Australia Day: Two Cheers for Australia
Two thoughts on the national day.
I remember returning to Australia after a Christmas holiday in France in 2005. We had toured the historic sites of the Loire, walking as it were through the French Wars of Religion, besotted with the architecture and the civilization. Back to a baking, humid Sydney January, a week to recover and off on a Saturday evening to open the extensions to Bundeena RSL. You can’t get more Australian than that.
We drove into the Royal National Park where an evening mist had wrapped itself around the twisted trunks of the red gums and the fond old coastal forests and scrub I’d discovered as a schoolboy
was fragrant in the cooling air. In the pocket-handkerchief village I met a delegation objecting to a plan for local townhouses – so Australian in their courtesy – and then went to the club where I met a couple of ram-rod straight veterans of Tobruk.
Saturday night in an RSL – classic Australia, and from their plate glass window across Port Hacking I could see the towers of Sydney. This Sutherland bushland and these waters were close to where the adventure of modern Australia had begun in 1788. I found myself – looking to those stately towers of steel and glass – thinking, a modern place, this. And thinking that clean, streamlined modernity becomes us. We are a modern place and I like that.
Even with those visions of French history floating in my head, I thought that this here is my land, and this geography and landscapes and people are where I’m rooted.
Another thought on Australia. Think about the things that Australia has got right – economic, social, political. Everything from opening up its economy and not wasting its good fortune, going for occupational superannuation, the experiment of post-war immigration, the decisions after 1970 to start saving our great natural areas and other things. I think we could say that we have got most things right.

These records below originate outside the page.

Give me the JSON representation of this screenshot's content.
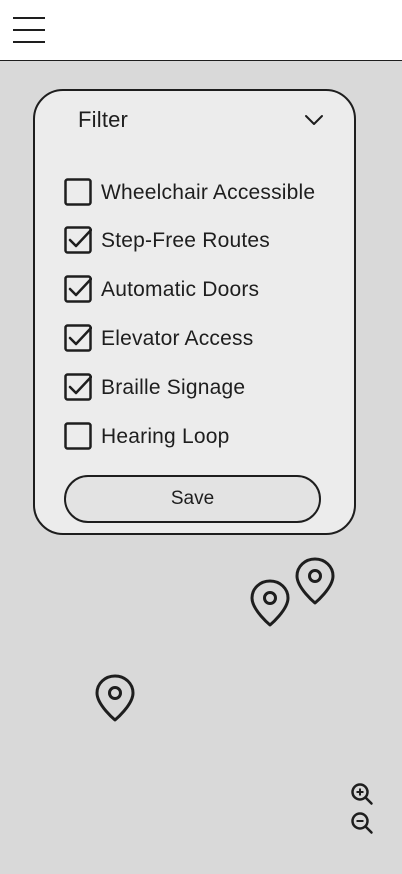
{
  "filter": {
    "title": "Filter",
    "options": [
      {
        "label": "Wheelchair Accessible",
        "checked": false
      },
      {
        "label": "Step-Free Routes",
        "checked": true
      },
      {
        "label": "Automatic Doors",
        "checked": true
      },
      {
        "label": "Elevator Access",
        "checked": true
      },
      {
        "label": "Braille Signage",
        "checked": true
      },
      {
        "label": "Hearing Loop",
        "checked": false
      }
    ],
    "save_label": "Save"
  },
  "map": {
    "pins": [
      "map-pin-icon",
      "map-pin-icon",
      "map-pin-icon"
    ],
    "zoom_in_icon": "zoom-in-icon",
    "zoom_out_icon": "zoom-out-icon"
  },
  "colors": {
    "background": "#d9d9d9",
    "panel": "#ececec",
    "stroke": "#1e1e1e",
    "top_bar": "#ffffff"
  }
}
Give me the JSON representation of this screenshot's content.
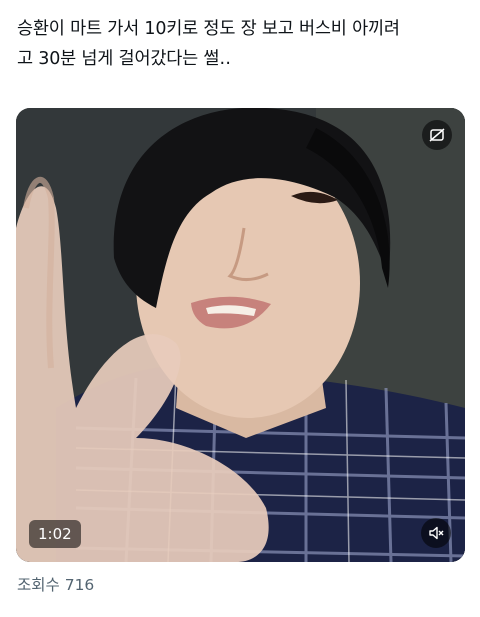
{
  "post": {
    "text_line1": "승환이 마트 가서 10키로 정도 장 보고 버스비 아끼려",
    "text_line2": "고 30분 넘게 걸어갔다는 썰‥"
  },
  "media": {
    "duration": "1:02",
    "top_icon": "autoplay-off-icon",
    "mute_icon": "speaker-muted-icon"
  },
  "stats": {
    "views": "조회수 716"
  },
  "colors": {
    "text": "#0f1419",
    "secondary_text": "#536471",
    "badge_bg": "#000000"
  }
}
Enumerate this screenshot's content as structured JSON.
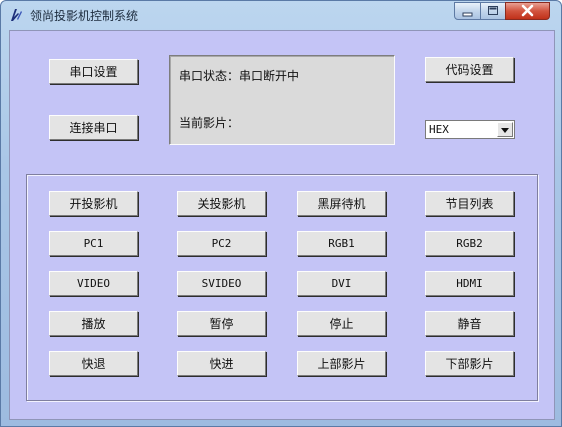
{
  "window": {
    "title": "领尚投影机控制系统"
  },
  "top_buttons": {
    "serial_settings": "串口设置",
    "connect_serial": "连接串口",
    "code_settings": "代码设置"
  },
  "status": {
    "serial_status": "串口状态：串口断开中",
    "current_film": "当前影片："
  },
  "code_format": {
    "selected": "HEX"
  },
  "controls": {
    "row1": [
      "开投影机",
      "关投影机",
      "黑屏待机",
      "节目列表"
    ],
    "row2": [
      "PC1",
      "PC2",
      "RGB1",
      "RGB2"
    ],
    "row3": [
      "VIDEO",
      "SVIDEO",
      "DVI",
      "HDMI"
    ],
    "row4": [
      "播放",
      "暂停",
      "停止",
      "静音"
    ],
    "row5": [
      "快退",
      "快进",
      "上部影片",
      "下部影片"
    ]
  },
  "colors": {
    "client_bg": "#c4c4f6",
    "button_face": "#e4e4e4",
    "status_bg": "#dadada"
  }
}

Worth a nod of approval – no complaceny though – before getting back to work.